VICTORIA -- British Columbia’s top doctor announced 48 new positive tests for COVID-19 and three additional deaths from the illness Monday, bringing the total number of cases in the province to 472.

Of the 472 confirmed cases of COVID-19 in B.C., 33 people are in hospital for treatment, while 14 are in intensive care.

In B.C., 13 people have died since the COVID-19 pandemic first began. Ten of the 13 deaths were residents in the Lynn Valley Care Centre seniors home in North Vancouver.

Meanwhile, 100 people who had tested positive for COVID-19 are now considered fully recovered.

Provincial health officer Dr. Bonnie Henry said further policies will be put in place at long-term care homes across the province. Stricter visitation and staff monitoring are among the new steps being taken by the B.C. government.

Henry said labs are working through a backlog of COVID-19 test results, which should be resolved early this week.

According to Health Minister Adrian Dix, B.C. is completing approximately 3,300 to 3,600 COVID-19 tests per day.

Dix added that 1,234 acute care beds have been made available in hospitals across the province due to “surge activation” that began on March 20.

The health minister said B.C. usually sees 103.5 per cent occupancy in its acute beds at this time of year. As of Monday, only 68.6 per cent of acute care hospital beds were occupied in the province.

Meanwhile, Dix said that other facilities could be temporarily converted into health-care centres to free up space in hospitals.

Dix said that the Summit at Quadra Village in Victoria, which was designed as a residential and dementia care facility, could be converted into a broader health-care centre if necessary.

Two of the new cases announced Monday are in the Island Health region, bringing the area’s total to 39. 

Meanwhile, the B.C. government is continuing to stress the importance of practising physical distancing when out in the community.
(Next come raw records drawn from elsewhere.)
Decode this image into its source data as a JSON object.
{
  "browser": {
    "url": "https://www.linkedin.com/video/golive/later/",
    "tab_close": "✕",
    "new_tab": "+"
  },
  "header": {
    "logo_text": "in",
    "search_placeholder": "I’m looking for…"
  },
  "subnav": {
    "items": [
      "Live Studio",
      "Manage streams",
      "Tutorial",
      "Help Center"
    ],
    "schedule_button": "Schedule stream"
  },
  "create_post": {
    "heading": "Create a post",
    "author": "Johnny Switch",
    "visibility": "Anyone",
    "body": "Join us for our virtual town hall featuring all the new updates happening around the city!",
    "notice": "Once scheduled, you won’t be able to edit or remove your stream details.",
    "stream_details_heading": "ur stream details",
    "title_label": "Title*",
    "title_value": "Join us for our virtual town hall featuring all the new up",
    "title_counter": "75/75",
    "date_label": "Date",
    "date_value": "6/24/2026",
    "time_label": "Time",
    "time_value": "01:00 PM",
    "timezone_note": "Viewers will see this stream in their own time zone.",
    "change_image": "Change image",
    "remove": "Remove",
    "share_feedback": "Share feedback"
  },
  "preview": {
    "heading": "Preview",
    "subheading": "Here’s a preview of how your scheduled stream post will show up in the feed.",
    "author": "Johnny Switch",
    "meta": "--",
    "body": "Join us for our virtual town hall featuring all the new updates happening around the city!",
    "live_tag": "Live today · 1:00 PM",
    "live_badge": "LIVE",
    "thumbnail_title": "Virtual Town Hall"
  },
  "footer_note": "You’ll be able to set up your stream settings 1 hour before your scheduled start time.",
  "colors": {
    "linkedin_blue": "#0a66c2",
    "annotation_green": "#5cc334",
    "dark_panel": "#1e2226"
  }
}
Dix says it is be safe to be outdoors as long as people stay two metres apart from one another.

While Dix stressed the importance of self-isolation and social distancing, the health minister added that he was thankful for the “extraordinary changes” that British Columbians are taking to help protect the province’s communal health.